Trachtman, and Fried especially, have also been there for Mugford.

“The independent study Christian Nebergall ’11 and I did with Hal was a great educational experience that structured our business model and helped develop interaction skills with clients,” said Mugford, an economics student. “It was awesome to do academics that were applicable to my business. It took a real burden off my shoulders.”

Anderson and Barstow whole-heartedly agree.

“What’s really been important for me is my senior thesis,” Barstow said. “I’m developing a system to map pressure distribution between the foot and shoe, so I’m gaining lots of critical knowledge about the fit of shoes.”

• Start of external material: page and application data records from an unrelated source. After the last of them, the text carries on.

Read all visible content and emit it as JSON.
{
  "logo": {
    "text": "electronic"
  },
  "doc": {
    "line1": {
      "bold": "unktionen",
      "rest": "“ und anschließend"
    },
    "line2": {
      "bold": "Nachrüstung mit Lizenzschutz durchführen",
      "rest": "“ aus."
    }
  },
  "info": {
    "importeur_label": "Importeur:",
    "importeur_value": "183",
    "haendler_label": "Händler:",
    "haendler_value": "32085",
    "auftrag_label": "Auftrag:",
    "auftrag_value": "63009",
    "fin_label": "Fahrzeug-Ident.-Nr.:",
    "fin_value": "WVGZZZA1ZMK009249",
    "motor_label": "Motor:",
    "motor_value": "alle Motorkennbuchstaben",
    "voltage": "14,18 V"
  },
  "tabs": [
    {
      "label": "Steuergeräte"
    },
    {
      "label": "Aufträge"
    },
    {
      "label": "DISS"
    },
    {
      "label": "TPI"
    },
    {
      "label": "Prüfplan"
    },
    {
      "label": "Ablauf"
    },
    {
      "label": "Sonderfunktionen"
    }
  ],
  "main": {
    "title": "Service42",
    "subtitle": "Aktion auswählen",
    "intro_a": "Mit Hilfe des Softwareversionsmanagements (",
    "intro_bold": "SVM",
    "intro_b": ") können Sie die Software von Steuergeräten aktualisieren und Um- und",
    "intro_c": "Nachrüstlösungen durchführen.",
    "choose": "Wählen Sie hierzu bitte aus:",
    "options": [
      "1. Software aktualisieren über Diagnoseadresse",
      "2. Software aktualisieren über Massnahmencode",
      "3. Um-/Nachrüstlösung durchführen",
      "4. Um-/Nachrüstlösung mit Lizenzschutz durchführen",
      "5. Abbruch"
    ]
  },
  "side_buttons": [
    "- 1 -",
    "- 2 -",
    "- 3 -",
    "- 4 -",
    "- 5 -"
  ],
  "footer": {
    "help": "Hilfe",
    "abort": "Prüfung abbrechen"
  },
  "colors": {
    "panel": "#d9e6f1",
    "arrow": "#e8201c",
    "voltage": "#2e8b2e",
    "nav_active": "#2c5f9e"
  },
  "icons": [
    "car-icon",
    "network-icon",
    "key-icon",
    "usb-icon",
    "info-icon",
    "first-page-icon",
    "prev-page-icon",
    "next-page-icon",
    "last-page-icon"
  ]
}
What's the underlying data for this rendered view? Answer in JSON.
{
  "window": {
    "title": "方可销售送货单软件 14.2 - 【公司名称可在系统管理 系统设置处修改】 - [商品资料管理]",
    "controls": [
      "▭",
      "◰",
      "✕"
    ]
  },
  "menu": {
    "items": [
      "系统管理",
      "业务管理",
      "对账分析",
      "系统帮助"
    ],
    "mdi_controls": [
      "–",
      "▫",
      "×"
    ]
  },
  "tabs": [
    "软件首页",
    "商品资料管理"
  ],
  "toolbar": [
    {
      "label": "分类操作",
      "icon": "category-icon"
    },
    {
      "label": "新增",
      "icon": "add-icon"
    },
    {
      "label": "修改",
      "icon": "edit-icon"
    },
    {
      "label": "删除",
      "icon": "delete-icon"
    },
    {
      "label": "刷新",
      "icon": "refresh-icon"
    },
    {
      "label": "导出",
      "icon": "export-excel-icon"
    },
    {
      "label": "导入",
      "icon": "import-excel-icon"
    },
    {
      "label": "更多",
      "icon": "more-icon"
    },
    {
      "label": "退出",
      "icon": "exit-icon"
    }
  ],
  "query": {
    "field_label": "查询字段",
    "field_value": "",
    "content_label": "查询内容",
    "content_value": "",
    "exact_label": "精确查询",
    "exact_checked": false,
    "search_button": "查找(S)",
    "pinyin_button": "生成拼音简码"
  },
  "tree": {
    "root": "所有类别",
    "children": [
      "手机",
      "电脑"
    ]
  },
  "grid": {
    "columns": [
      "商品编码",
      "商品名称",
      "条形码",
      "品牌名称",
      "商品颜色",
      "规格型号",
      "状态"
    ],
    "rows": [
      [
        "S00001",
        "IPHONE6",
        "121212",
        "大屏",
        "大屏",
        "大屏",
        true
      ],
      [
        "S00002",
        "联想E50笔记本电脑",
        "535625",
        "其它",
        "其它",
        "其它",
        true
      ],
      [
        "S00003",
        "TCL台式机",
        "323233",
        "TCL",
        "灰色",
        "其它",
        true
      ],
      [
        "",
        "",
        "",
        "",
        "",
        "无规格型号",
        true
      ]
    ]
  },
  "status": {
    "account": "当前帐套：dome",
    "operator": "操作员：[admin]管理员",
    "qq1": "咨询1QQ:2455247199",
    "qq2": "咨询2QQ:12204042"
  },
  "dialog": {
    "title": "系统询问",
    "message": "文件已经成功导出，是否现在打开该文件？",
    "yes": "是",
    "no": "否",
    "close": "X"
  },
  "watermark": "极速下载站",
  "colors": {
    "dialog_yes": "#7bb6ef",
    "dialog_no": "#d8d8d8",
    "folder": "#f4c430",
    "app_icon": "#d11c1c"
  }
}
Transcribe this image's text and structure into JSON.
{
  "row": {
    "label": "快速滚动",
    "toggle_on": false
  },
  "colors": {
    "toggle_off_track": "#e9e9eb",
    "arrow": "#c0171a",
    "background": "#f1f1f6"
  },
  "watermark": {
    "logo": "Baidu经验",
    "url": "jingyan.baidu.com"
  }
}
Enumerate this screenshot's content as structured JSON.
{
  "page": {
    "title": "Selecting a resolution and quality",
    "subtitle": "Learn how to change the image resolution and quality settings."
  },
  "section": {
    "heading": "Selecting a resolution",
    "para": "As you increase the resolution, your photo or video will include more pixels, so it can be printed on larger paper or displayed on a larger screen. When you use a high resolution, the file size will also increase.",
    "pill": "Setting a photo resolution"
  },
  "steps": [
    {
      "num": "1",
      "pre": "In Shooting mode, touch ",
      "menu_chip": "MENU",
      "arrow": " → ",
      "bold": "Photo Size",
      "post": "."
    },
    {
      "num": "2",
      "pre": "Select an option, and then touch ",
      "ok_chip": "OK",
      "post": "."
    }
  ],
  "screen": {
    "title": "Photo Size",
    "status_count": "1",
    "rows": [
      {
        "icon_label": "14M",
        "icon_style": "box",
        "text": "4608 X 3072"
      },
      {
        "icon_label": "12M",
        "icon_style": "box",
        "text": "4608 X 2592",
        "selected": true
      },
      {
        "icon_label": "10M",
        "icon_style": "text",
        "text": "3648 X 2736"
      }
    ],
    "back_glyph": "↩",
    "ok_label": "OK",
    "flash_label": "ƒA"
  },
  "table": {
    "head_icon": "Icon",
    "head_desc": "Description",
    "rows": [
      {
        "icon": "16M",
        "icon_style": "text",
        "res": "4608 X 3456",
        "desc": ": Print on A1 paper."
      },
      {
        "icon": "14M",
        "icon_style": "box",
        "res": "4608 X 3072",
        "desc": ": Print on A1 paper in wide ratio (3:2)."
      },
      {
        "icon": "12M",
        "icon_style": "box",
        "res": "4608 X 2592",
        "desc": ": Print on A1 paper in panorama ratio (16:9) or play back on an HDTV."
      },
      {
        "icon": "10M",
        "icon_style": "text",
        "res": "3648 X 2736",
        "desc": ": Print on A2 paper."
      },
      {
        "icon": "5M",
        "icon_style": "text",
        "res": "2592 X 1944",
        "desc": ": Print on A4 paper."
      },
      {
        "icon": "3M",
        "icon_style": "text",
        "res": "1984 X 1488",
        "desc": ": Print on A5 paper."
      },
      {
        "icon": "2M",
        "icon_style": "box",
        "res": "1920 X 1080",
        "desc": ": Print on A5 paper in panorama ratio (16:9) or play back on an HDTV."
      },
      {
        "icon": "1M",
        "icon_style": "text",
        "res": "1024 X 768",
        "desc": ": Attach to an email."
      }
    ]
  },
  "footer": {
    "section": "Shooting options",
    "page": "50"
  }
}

“My senior thesis with Hal is equally applicable,” Anderson added. “I’m taking the challenges we face with Forsake, researching them, devising solutions and implementing those solutions during day-to-day business. It’s very much applied.”

And therein lays the beauty and power of Union in the early careers of these entrepreneurs. Without its alumni and professors, Mugford, Barstow and Anderson doubt they’d be as far along as they are now.

“I credit the College with a lot,” Mugford said.

“If Hal’s support hadn’t been so continuous, if Donna Davenport hadn’t given me that opportunity in the bookstore, this might not have happened.”

 Summer  2011 table of contents